What’s your advice for someone wanting to be a writer?
Maybe one is about advice itself – that you don’t have to read those tips for writers too literally or rigidly (except of course that one about voice that I mangled earlier). Writing and language is complex, and in my experience writers combine elements of style and practice in very different ways. That’s surely a major strength of the form. So, perhaps rather than listening for certain lines of advice, it’s about looking for questions and conversations about writing; leaving it a bit open.
Perhaps rather than listening for certain lines of advice, it’s about looking for questions and conversations about writing; leaving it a bit open.
Do you buy your books online, in a physical bookshop, or both?
When books first became available online, I was pretty much an instant convert.
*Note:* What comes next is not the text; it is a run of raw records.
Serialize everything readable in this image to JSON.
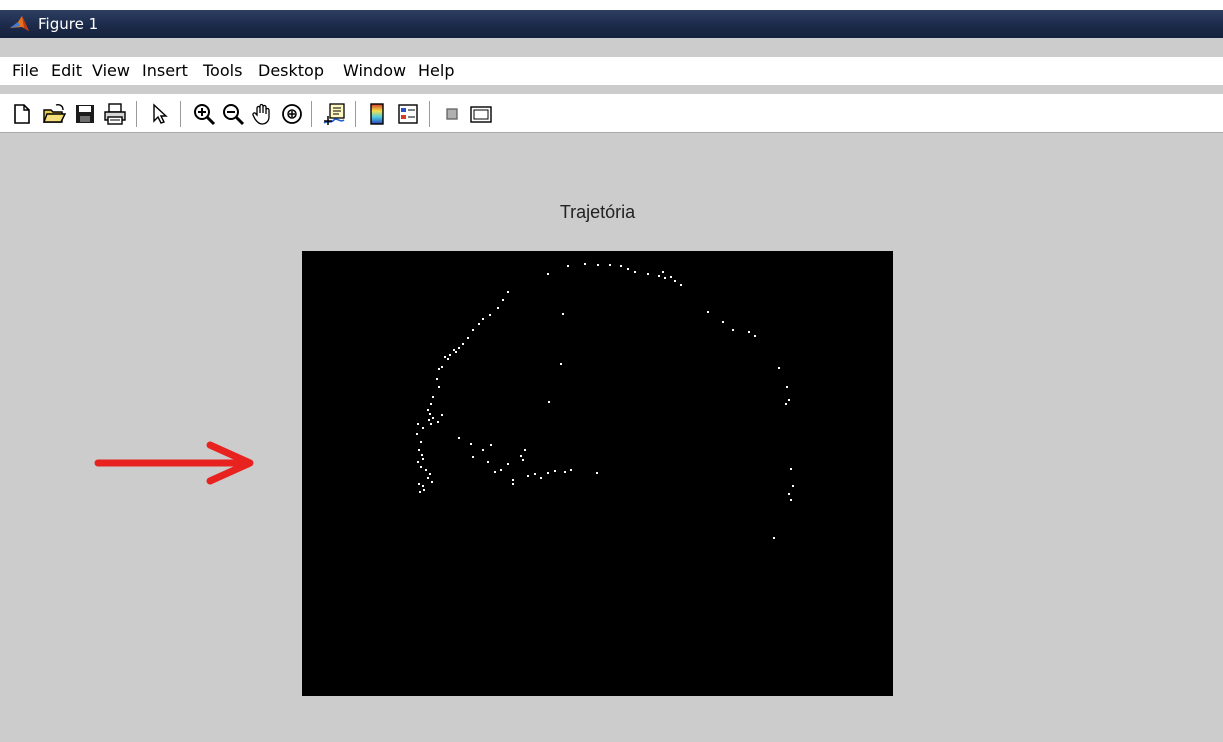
{
  "window": {
    "title": "Figure 1",
    "app_icon": "matlab-icon"
  },
  "menubar": {
    "items": [
      "File",
      "Edit",
      "View",
      "Insert",
      "Tools",
      "Desktop",
      "Window",
      "Help"
    ]
  },
  "toolbar": {
    "buttons": [
      "new-figure",
      "open-file",
      "save",
      "print",
      "edit-plot-pointer",
      "zoom-in",
      "zoom-out",
      "pan",
      "rotate-3d",
      "data-cursor",
      "insert-colorbar",
      "insert-legend",
      "hide-plot-tools",
      "show-plot-tools"
    ]
  },
  "figure": {
    "background": "#cccccc",
    "title": "Trajetória",
    "axes_background": "#000000",
    "point_color": "#ffffff"
  },
  "annotation": {
    "arrow_color": "#e8231f",
    "icon": "red-arrow-right"
  }
}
But given the effect that online shopping is having on local bookshops, I try to find time to buy in store.
If you could go out to dinner with any fictional character, who would it be and why?
I’m sorry to be greedy, but can I ask for two companions? Emma Bovary and Connie Chatterley. The reason is that I fell in love with them as a young man, and I think it’s about time we met.
That said, there’s a chance I’d revert to my younger and awkward self, in which case it might be better if I meet the old couple who adopt the orphan Álfgrímur in Halldór Laxness’ The Fish Can Sing (the Icelandic title is Brekkukotsannáll). I’d like to ask them about Reykjavík before the wider world properly arrived.
What’s the book that’s had the most significant impact on your life or work – and why?
It’s the medieval Icelandic work Njáls Saga, and especially the story of Gunnar and Hallgerð.
Towards the end of his life, Gunnar is exiled from Iceland. But as he’s riding down to his ship, his horse trips and he’d forced to dismount. He turns around, sees the farm he’s leaving, and says: ‘Fögur er hlíðin svo að mér hefir hún aldrei jafnfögur sýnst, bleikir akrar en slegin tún, og mun eg ríða heim aftur og fara hvergi’. It means, ‘The slopes are beautiful, golden fields and freshly mown hay. More beautiful than I’ve ever seen them before. I’m going back; I’m not leaving.’
Everyone in Iceland knows this scene, but I first read it in Australia. At some level, it told me that I’d go back one day, and that literature, even writing, would form part of my return.